For a glimpse of what WA’s South Shore looked like 200 years ago, there’s no better place than Fitzgerald River National Park.
The park stretches nearly 100 km from Bremer Bay to Hopetoun and encompasses approximately 300,000 hectares of pristine bushland.
Almost 1800 different plant species have been found there, and each year new ones are described for the first time. At least 75 plant species are found nowhere else in the world. The most spectacular are the Royal Hakea, Quaalup Bell and Hakea Victoria.
While the flowers are at their most beautiful from August to November, there is plenty to see all year round.
It is home to more diverse animal species than any other reserve in South West Australia. More than 200 bird species are found, including rarities such as the Plover, Western Bristlebird and Western Ground Parrot, of which only about 200 survive in isolated pockets along the south coast from Albany to Israelite Bay. There are also 22 species of mammals, 41 reptiles and 12 frogs.

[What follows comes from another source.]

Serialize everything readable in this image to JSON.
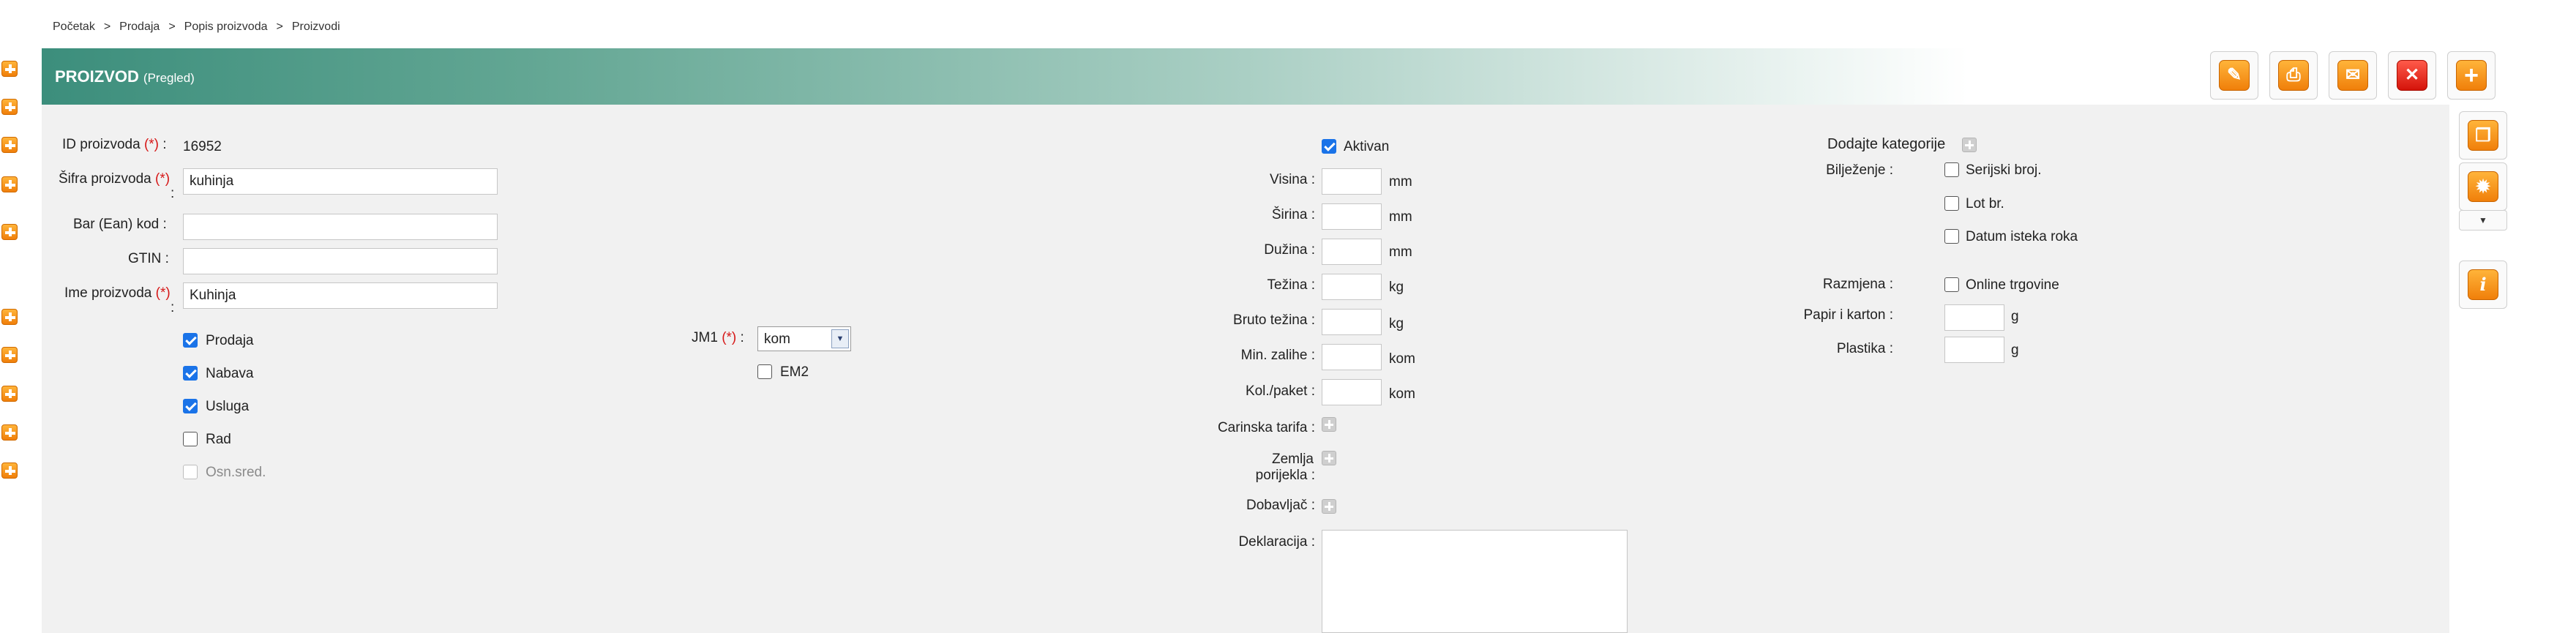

The park is best accessed from Hopetoun from the east and Bremer Bay from the west. Only a short section of the road from Hopetoun to Hammersley Inlet is paved, but other roads are well-maintained gravel roads suitable for 2WD vehicles, although park wardens close them in inclement weather. Caravan must be limited to the short sealed sections.
The Fitzgerald River National Park has several hiking trails from 600 m to 46 km in length. They vary in difficulty from Class 2, a well defined course on firm ground suitable for all fitness levels, to Class 4 for the fit and experienced bushwalker. None of them are wheelchair accessible.
Access is restricted to some of the hilly areas because of the risk of spreading dieback. Hikers are expected to stick to the trails and use the boot cleaning stations if necessary.
Southern right whales congregate in shallow water from June to October to calve before migrating back to their feeding grounds in Antarctica. One of the best places to see whales from shore is Point Ann.
There are several excellent rock fishing spots in the park where the usual king wave hazards apply. Boat, beach and spear fishing are also available.
The hardy can opt for basic camping at Hamersley Inlet and St. Mary’s Inlet near Point Ann. Beneath some of the longer trails are other extremely easy spots that require carrying everything from toilet paper to tents in and out.
There are no other dwellings within the park, but a 40-acre tract of land within the park surrounds the historic Quaalup Homestead, built by John Wellstead in 1858. The homestead and barn were restored as the Quaalup Wilderness Retreat in the 1970’s. It offers self-catering accommodation and camping. All electricity is solar powered and the homestead is set up as a museum with some meals served in the dining room.
Quaalup is 45 km from Bremer Bay, the nearest shop, petrol station and hotel.
Fitzgerald River National Park is the core of WA’s only UNESCO Biosphere. The park is surrounded by a residual bush, behind which is the transition zone where the communities live. The biosphere covers the entire Shire of Jerramungup and most of the Shire of Ravensthorpe, covering over 1.5 million hectares.
The UNESCO Man and the Biosphere program defines a biosphere reserve as follows:
The Noongar have lived and roamed the park area for millennia. It is fitting that they continue to camp, fish and tend the land and actively participate in park management.
Fitzgerald River National Park is not the largest national park in WA, but it is one of the most diverse and unspoilt and well worth the 1200 km round trip from Perth.